- [Material provided]:
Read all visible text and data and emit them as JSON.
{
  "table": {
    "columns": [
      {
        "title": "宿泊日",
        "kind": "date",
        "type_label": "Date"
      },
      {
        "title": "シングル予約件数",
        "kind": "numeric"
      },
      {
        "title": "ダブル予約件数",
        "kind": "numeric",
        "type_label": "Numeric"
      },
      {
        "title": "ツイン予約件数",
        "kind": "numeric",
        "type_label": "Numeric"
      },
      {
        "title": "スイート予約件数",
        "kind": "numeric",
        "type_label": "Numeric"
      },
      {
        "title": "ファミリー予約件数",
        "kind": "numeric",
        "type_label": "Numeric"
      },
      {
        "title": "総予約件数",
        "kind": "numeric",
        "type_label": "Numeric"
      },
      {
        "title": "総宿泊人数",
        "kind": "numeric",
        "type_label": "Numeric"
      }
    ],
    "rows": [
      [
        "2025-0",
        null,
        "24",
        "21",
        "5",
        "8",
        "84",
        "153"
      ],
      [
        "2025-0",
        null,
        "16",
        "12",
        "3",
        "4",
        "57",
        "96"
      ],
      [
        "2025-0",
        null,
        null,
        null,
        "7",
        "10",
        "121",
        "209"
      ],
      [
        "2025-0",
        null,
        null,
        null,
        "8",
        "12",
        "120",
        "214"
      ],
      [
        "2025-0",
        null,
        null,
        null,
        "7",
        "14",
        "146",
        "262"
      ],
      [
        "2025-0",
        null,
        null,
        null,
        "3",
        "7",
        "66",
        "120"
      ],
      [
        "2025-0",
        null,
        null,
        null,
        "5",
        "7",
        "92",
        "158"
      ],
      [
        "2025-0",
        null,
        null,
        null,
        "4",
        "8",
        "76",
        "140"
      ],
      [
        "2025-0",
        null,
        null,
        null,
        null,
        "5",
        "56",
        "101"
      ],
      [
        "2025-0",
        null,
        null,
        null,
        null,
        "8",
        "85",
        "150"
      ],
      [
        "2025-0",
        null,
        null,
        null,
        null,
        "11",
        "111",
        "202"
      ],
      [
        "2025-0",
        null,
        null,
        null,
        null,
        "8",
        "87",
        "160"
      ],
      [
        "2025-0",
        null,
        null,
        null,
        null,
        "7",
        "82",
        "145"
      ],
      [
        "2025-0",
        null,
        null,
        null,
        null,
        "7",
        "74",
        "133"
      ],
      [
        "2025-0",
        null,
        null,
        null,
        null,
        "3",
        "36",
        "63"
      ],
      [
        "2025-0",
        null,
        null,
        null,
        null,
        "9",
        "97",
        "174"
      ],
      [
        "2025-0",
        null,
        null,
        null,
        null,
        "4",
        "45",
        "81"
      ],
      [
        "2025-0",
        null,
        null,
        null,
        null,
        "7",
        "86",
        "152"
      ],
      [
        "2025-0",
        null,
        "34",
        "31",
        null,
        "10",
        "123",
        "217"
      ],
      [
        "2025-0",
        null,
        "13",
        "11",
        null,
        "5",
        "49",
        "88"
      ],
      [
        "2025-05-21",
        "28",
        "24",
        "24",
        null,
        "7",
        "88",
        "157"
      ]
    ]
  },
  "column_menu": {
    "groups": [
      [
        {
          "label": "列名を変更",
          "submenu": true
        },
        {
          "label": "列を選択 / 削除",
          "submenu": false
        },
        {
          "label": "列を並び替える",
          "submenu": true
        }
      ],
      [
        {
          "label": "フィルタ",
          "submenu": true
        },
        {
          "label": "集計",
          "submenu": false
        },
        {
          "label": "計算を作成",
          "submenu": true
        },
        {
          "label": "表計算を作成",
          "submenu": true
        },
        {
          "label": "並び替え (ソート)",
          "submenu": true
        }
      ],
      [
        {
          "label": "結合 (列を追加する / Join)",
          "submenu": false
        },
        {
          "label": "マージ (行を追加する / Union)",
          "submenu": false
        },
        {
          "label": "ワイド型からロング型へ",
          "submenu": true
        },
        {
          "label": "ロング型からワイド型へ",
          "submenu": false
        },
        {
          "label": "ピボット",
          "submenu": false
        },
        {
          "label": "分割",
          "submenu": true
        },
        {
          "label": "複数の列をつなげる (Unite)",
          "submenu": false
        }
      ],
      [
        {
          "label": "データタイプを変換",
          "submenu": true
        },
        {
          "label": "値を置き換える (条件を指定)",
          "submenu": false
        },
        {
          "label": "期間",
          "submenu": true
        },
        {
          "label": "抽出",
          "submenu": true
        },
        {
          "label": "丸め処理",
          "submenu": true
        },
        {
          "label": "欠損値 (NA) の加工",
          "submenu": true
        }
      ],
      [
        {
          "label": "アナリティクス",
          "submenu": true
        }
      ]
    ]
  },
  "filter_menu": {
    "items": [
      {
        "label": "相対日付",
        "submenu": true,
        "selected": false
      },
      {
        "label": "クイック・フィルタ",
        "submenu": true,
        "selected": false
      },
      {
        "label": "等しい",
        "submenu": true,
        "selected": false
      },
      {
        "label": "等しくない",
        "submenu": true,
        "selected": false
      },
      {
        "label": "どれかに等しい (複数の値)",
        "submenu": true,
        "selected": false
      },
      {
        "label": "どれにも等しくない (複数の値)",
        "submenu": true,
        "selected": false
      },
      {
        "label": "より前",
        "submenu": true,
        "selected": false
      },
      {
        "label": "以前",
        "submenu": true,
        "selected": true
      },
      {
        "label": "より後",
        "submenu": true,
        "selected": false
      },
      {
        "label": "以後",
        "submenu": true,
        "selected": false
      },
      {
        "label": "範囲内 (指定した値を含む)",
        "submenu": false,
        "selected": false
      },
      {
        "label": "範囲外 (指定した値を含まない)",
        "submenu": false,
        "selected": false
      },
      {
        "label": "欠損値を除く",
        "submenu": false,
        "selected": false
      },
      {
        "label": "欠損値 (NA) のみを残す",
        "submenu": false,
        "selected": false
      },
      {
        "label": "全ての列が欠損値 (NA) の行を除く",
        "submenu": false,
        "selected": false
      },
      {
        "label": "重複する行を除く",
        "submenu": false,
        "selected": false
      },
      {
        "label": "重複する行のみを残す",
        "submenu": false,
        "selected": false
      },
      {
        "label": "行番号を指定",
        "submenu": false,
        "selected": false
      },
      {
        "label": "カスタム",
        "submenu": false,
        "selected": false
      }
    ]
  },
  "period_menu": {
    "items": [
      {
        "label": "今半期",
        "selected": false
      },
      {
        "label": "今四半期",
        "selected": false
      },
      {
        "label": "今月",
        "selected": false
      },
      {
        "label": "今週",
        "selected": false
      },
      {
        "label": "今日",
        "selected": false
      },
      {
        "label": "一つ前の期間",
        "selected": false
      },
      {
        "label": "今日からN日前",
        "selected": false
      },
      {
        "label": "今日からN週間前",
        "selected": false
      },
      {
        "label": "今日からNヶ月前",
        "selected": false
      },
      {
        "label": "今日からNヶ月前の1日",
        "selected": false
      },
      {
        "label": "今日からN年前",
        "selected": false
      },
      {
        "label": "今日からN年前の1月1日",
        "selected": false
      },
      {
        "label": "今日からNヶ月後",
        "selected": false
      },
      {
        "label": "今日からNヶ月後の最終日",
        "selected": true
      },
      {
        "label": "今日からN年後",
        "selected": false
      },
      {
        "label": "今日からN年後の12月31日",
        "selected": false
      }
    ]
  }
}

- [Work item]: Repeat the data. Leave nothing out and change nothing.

- [Result]:
Read all visible text and data and emit them as JSON.
{
  "table": {
    "columns": [
      {
        "title": "宿泊日",
        "kind": "date",
        "type_label": "Date"
      },
      {
        "title": "シングル予約件数",
        "kind": "numeric"
      },
      {
        "title": "ダブル予約件数",
        "kind": "numeric",
        "type_label": "Numeric"
      },
      {
        "title": "ツイン予約件数",
        "kind": "numeric",
        "type_label": "Numeric"
      },
      {
        "title": "スイート予約件数",
        "kind": "numeric",
        "type_label": "Numeric"
      },
      {
        "title": "ファミリー予約件数",
        "kind": "numeric",
        "type_label": "Numeric"
      },
      {
        "title": "総予約件数",
        "kind": "numeric",
        "type_label": "Numeric"
      },
      {
        "title": "総宿泊人数",
        "kind": "numeric",
        "type_label": "Numeric"
      }
    ],
    "rows": [
      [
        "2025-0",
        null,
        "24",
        "21",
        "5",
        "8",
        "84",
        "153"
      ],
      [
        "2025-0",
        null,
        "16",
        "12",
        "3",
        "4",
        "57",
        "96"
      ],
      [
        "2025-0",
        null,
        null,
        null,
        "7",
        "10",
        "121",
        "209"
      ],
      [
        "2025-0",
        null,
        null,
        null,
        "8",
        "12",
        "120",
        "214"
      ],
      [
        "2025-0",
        null,
        null,
        null,
        "7",
        "14",
        "146",
        "262"
      ],
      [
        "2025-0",
        null,
        null,
        null,
        "3",
        "7",
        "66",
        "120"
      ],
      [
        "2025-0",
        null,
        null,
        null,
        "5",
        "7",
        "92",
        "158"
      ],
      [
        "2025-0",
        null,
        null,
        null,
        "4",
        "8",
        "76",
        "140"
      ],
      [
        "2025-0",
        null,
        null,
        null,
        null,
        "5",
        "56",
        "101"
      ],
      [
        "2025-0",
        null,
        null,
        null,
        null,
        "8",
        "85",
        "150"
      ],
      [
        "2025-0",
        null,
        null,
        null,
        null,
        "11",
        "111",
        "202"
      ],
      [
        "2025-0",
        null,
        null,
        null,
        null,
        "8",
        "87",
        "160"
      ],
      [
        "2025-0",
        null,
        null,
        null,
        null,
        "7",
        "82",
        "145"
      ],
      [
        "2025-0",
        null,
        null,
        null,
        null,
        "7",
        "74",
        "133"
      ],
      [
        "2025-0",
        null,
        null,
        null,
        null,
        "3",
        "36",
        "63"
      ],
      [
        "2025-0",
        null,
        null,
        null,
        null,
        "9",
        "97",
        "174"
      ],
      [
        "2025-0",
        null,
        null,
        null,
        null,
        "4",
        "45",
        "81"
      ],
      [
        "2025-0",
        null,
        null,
        null,
        null,
        "7",
        "86",
        "152"
      ],
      [
        "2025-0",
        null,
        "34",
        "31",
        null,
        "10",
        "123",
        "217"
      ],
      [
        "2025-0",
        null,
        "13",
        "11",
        null,
        "5",
        "49",
        "88"
      ],
      [
        "2025-05-21",
        "28",
        "24",
        "24",
        null,
        "7",
        "88",
        "157"
      ]
    ]
  },
  "column_menu": {
    "groups": [
      [
        {
          "label": "列名を変更",
          "submenu": true
        },
        {
          "label": "列を選択 / 削除",
          "submenu": false
        },
        {
          "label": "列を並び替える",
          "submenu": true
        }
      ],
      [
        {
          "label": "フィルタ",
          "submenu": true
        },
        {
          "label": "集計",
          "submenu": false
        },
        {
          "label": "計算を作成",
          "submenu": true
        },
        {
          "label": "表計算を作成",
          "submenu": true
        },
        {
          "label": "並び替え (ソート)",
          "submenu": true
        }
      ],
      [
        {
          "label": "結合 (列を追加する / Join)",
          "submenu": false
        },
        {
          "label": "マージ (行を追加する / Union)",
          "submenu": false
        },
        {
          "label": "ワイド型からロング型へ",
          "submenu": true
        },
        {
          "label": "ロング型からワイド型へ",
          "submenu": false
        },
        {
          "label": "ピボット",
          "submenu": false
        },
        {
          "label": "分割",
          "submenu": true
        },
        {
          "label": "複数の列をつなげる (Unite)",
          "submenu": false
        }
      ],
      [
        {
          "label": "データタイプを変換",
          "submenu": true
        },
        {
          "label": "値を置き換える (条件を指定)",
          "submenu": false
        },
        {
          "label": "期間",
          "submenu": true
        },
        {
          "label": "抽出",
          "submenu": true
        },
        {
          "label": "丸め処理",
          "submenu": true
        },
        {
          "label": "欠損値 (NA) の加工",
          "submenu": true
        }
      ],
      [
        {
          "label": "アナリティクス",
          "submenu": true
        }
      ]
    ]
  },
  "filter_menu": {
    "items": [
      {
        "label": "相対日付",
        "submenu": true,
        "selected": false
      },
      {
        "label": "クイック・フィルタ",
        "submenu": true,
        "selected": false
      },
      {
        "label": "等しい",
        "submenu": true,
        "selected": false
      },
      {
        "label": "等しくない",
        "submenu": true,
        "selected": false
      },
      {
        "label": "どれかに等しい (複数の値)",
        "submenu": true,
        "selected": false
      },
      {
        "label": "どれにも等しくない (複数の値)",
        "submenu": true,
        "selected": false
      },
      {
        "label": "より前",
        "submenu": true,
        "selected": false
      },
      {
        "label": "以前",
        "submenu": true,
        "selected": true
      },
      {
        "label": "より後",
        "submenu": true,
        "selected": false
      },
      {
        "label": "以後",
        "submenu": true,
        "selected": false
      },
      {
        "label": "範囲内 (指定した値を含む)",
        "submenu": false,
        "selected": false
      },
      {
        "label": "範囲外 (指定した値を含まない)",
        "submenu": false,
        "selected": false
      },
      {
        "label": "欠損値を除く",
        "submenu": false,
        "selected": false
      },
      {
        "label": "欠損値 (NA) のみを残す",
        "submenu": false,
        "selected": false
      },
      {
        "label": "全ての列が欠損値 (NA) の行を除く",
        "submenu": false,
        "selected": false
      },
      {
        "label": "重複する行を除く",
        "submenu": false,
        "selected": false
      },
      {
        "label": "重複する行のみを残す",
        "submenu": false,
        "selected": false
      },
      {
        "label": "行番号を指定",
        "submenu": false,
        "selected": false
      },
      {
        "label": "カスタム",
        "submenu": false,
        "selected": false
      }
    ]
  },
  "period_menu": {
    "items": [
      {
        "label": "今半期",
        "selected": false
      },
      {
        "label": "今四半期",
        "selected": false
      },
      {
        "label": "今月",
        "selected": false
      },
      {
        "label": "今週",
        "selected": false
      },
      {
        "label": "今日",
        "selected": false
      },
      {
        "label": "一つ前の期間",
        "selected": false
      },
      {
        "label": "今日からN日前",
        "selected": false
      },
      {
        "label": "今日からN週間前",
        "selected": false
      },
      {
        "label": "今日からNヶ月前",
        "selected": false
      },
      {
        "label": "今日からNヶ月前の1日",
        "selected": false
      },
      {
        "label": "今日からN年前",
        "selected": false
      },
      {
        "label": "今日からN年前の1月1日",
        "selected": false
      },
      {
        "label": "今日からNヶ月後",
        "selected": false
      },
      {
        "label": "今日からNヶ月後の最終日",
        "selected": true
      },
      {
        "label": "今日からN年後",
        "selected": false
      },
      {
        "label": "今日からN年後の12月31日",
        "selected": false
      }
    ]
  }
}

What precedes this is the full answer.